Problem details -> Scan the entries for the word "subtitle", and copy every line where it appears.

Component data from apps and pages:
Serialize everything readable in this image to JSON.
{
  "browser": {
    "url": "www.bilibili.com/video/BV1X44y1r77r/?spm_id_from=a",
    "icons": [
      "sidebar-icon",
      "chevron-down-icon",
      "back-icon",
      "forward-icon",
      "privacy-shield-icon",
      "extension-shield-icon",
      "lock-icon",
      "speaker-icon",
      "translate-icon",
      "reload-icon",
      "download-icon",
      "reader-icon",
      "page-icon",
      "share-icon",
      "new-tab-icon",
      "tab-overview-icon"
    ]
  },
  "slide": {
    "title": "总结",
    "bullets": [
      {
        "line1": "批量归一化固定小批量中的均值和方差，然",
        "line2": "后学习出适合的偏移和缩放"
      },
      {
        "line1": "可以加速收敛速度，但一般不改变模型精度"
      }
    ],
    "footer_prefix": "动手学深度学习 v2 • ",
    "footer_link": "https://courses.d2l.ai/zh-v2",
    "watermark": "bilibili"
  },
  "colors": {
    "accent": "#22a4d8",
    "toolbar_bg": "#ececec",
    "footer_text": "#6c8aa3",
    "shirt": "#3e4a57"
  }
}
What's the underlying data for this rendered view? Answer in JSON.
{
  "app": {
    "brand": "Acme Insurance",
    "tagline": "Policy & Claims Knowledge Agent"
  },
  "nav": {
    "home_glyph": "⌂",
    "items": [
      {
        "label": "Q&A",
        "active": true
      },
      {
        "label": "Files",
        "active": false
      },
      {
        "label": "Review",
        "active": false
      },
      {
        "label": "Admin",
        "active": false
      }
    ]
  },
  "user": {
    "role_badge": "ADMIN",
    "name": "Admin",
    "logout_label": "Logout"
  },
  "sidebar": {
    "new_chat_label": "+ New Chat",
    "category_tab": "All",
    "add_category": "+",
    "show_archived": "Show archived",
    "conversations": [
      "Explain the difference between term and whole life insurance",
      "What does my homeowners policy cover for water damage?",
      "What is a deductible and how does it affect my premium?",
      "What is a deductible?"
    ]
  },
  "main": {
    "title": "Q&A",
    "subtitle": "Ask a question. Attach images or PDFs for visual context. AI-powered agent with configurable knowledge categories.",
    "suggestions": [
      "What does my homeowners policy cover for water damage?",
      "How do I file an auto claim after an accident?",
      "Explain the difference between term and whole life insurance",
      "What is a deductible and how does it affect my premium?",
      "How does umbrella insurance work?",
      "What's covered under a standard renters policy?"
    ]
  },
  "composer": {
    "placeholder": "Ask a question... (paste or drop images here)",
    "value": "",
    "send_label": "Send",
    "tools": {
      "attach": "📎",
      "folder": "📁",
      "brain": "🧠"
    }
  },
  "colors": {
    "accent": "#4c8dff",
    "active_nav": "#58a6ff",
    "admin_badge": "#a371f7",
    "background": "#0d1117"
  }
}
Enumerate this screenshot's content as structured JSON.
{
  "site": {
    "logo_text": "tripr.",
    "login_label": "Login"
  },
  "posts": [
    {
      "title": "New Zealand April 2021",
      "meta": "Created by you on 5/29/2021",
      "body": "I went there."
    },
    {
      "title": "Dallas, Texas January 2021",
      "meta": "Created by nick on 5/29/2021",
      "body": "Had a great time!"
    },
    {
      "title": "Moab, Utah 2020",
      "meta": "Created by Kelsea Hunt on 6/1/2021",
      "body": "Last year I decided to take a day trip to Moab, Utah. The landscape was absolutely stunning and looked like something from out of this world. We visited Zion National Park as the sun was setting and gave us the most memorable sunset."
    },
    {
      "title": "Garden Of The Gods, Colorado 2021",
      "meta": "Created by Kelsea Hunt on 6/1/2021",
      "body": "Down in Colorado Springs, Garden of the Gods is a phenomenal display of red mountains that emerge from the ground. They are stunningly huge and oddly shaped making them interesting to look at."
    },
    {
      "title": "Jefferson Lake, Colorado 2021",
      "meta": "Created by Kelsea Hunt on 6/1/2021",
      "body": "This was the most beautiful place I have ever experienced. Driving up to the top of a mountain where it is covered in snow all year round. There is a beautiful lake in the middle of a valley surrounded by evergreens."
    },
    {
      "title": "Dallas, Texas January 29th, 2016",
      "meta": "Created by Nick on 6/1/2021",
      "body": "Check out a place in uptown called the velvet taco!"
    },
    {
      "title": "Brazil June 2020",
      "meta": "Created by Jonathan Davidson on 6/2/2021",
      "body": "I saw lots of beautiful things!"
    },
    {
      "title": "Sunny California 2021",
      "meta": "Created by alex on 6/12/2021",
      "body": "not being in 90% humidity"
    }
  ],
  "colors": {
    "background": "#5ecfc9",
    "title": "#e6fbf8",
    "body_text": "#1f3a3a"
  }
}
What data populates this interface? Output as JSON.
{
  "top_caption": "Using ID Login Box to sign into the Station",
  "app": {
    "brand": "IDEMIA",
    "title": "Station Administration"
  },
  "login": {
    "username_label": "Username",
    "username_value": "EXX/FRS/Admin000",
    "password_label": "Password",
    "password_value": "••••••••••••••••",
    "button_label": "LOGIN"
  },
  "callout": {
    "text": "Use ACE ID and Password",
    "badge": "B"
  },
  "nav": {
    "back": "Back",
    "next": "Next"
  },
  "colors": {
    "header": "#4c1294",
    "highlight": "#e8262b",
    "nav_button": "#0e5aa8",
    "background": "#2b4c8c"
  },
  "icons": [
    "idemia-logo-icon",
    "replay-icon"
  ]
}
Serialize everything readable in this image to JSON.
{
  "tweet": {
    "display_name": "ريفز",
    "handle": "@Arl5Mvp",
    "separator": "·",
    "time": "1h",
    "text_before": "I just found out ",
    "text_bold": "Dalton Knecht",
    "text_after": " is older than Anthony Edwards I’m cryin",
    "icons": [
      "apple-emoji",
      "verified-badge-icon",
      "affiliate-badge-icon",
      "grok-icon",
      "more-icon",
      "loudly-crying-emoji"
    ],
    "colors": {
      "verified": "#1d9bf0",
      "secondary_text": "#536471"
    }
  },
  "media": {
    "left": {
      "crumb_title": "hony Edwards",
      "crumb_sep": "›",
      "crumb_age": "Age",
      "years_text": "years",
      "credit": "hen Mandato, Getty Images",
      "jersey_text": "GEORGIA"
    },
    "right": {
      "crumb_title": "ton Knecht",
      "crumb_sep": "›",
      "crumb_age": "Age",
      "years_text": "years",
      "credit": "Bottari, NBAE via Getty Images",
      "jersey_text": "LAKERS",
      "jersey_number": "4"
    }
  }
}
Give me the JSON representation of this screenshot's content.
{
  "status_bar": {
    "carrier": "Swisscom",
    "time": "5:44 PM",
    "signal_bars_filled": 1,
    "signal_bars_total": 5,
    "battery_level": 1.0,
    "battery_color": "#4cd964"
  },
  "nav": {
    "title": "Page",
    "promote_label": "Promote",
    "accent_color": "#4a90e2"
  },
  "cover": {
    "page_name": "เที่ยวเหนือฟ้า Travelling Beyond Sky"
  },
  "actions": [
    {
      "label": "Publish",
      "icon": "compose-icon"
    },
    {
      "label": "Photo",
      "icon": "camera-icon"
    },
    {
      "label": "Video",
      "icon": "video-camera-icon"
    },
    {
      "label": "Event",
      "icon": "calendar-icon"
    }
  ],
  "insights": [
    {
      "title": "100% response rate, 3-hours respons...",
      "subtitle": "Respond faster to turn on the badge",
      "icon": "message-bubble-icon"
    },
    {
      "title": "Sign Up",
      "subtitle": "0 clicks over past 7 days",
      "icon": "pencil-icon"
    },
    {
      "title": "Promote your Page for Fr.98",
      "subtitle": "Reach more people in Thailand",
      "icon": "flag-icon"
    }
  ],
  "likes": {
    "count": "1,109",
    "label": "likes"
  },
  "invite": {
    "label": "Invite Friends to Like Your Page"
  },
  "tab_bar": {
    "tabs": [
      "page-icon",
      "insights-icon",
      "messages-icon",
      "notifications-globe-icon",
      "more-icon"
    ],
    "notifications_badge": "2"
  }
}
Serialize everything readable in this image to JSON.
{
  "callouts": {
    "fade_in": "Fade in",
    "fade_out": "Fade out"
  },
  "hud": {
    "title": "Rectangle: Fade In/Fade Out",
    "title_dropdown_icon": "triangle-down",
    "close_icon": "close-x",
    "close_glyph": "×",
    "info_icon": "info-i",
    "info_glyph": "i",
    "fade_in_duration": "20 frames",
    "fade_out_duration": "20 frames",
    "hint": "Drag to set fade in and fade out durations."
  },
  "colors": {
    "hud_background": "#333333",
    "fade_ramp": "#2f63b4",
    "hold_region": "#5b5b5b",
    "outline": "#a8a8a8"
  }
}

Solution ->
    "subtitle": "Ask a question. Attach images or PDFs for visual context. AI-powered agent with configurable knowledge categories.",
      "subtitle": "Respond faster to turn on the badge",
      "subtitle": "0 clicks over past 7 days",
      "subtitle": "Reach more people in Thailand",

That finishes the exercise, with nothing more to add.